Start of Information given

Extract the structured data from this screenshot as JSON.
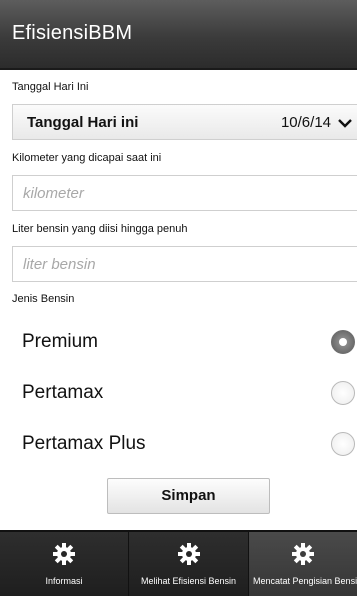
{
  "app": {
    "title": "EfisiensiBBM"
  },
  "form": {
    "date_section_label": "Tanggal Hari Ini",
    "date_picker_label": "Tanggal Hari ini",
    "date_value": "10/6/14",
    "km_label": "Kilometer yang dicapai saat ini",
    "km_placeholder": "kilometer",
    "liter_label": "Liter bensin yang diisi hingga penuh",
    "liter_placeholder": "liter bensin",
    "fuel_type_label": "Jenis Bensin",
    "fuel_options": [
      {
        "label": "Premium",
        "selected": true
      },
      {
        "label": "Pertamax",
        "selected": false
      },
      {
        "label": "Pertamax Plus",
        "selected": false
      }
    ],
    "save_label": "Simpan"
  },
  "tabs": [
    {
      "label": "Informasi",
      "icon": "gear-icon",
      "active": false
    },
    {
      "label": "Melihat Efisiensi Bensin",
      "icon": "gear-icon",
      "active": false
    },
    {
      "label": "Mencatat Pengisian Bensin",
      "icon": "gear-icon",
      "active": true
    }
  ],
  "colors": {
    "titlebar": "#3b3b3b",
    "tabbar": "#262626",
    "tab_active": "#404040"
  }
}
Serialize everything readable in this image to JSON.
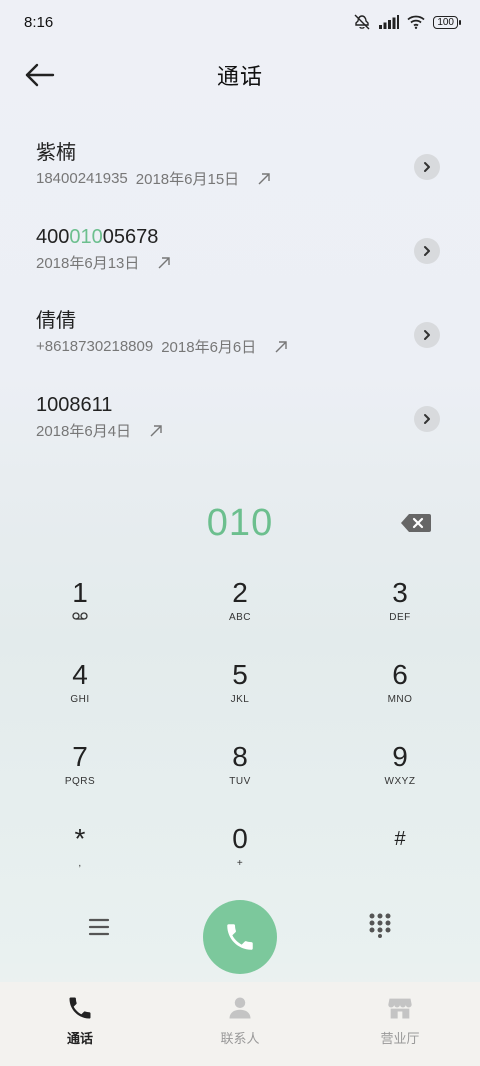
{
  "status": {
    "time": "8:16",
    "battery": "100"
  },
  "header": {
    "title": "通话"
  },
  "calls": [
    {
      "name": "紫楠",
      "name_prefix": "",
      "name_highlight": "",
      "name_suffix": "",
      "number": "18400241935",
      "date": "2018年6月15日"
    },
    {
      "name": "",
      "name_prefix": "400",
      "name_highlight": "010",
      "name_suffix": "05678",
      "number": "",
      "date": "2018年6月13日"
    },
    {
      "name": "倩倩",
      "name_prefix": "",
      "name_highlight": "",
      "name_suffix": "",
      "number": "+8618730218809",
      "date": "2018年6月6日"
    },
    {
      "name": "1008611",
      "name_prefix": "",
      "name_highlight": "",
      "name_suffix": "",
      "number": "",
      "date": "2018年6月4日"
    }
  ],
  "dialer": {
    "input": "010"
  },
  "keys": [
    {
      "digit": "1",
      "sub": ""
    },
    {
      "digit": "2",
      "sub": "ABC"
    },
    {
      "digit": "3",
      "sub": "DEF"
    },
    {
      "digit": "4",
      "sub": "GHI"
    },
    {
      "digit": "5",
      "sub": "JKL"
    },
    {
      "digit": "6",
      "sub": "MNO"
    },
    {
      "digit": "7",
      "sub": "PQRS"
    },
    {
      "digit": "8",
      "sub": "TUV"
    },
    {
      "digit": "9",
      "sub": "WXYZ"
    },
    {
      "digit": "*",
      "sub": ","
    },
    {
      "digit": "0",
      "sub": "+"
    },
    {
      "digit": "#",
      "sub": ""
    }
  ],
  "tabs": [
    {
      "label": "通话",
      "icon": "phone-icon"
    },
    {
      "label": "联系人",
      "icon": "contact-icon"
    },
    {
      "label": "营业厅",
      "icon": "store-icon"
    }
  ],
  "colors": {
    "accent": "#6cbf8e",
    "call_button": "#7cc89c"
  }
}
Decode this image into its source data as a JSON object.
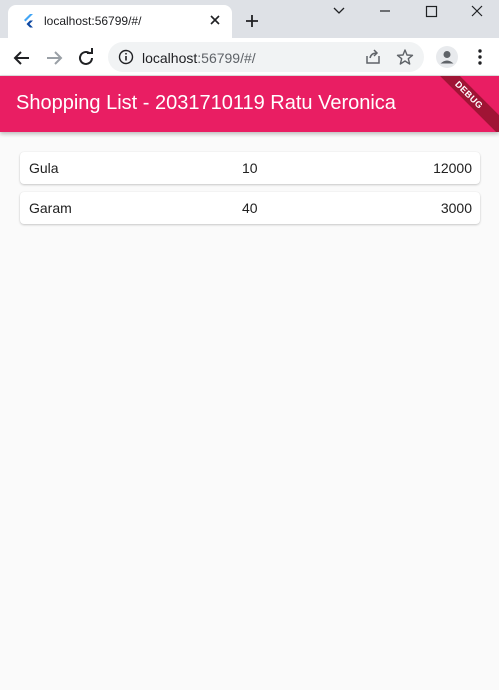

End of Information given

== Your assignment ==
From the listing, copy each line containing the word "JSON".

== Response for this exercise ==
Extract the structured data from this screenshot as JSON.
Serialize everything readable in this image to JSON.
Decode this image into its source data as a JSON object.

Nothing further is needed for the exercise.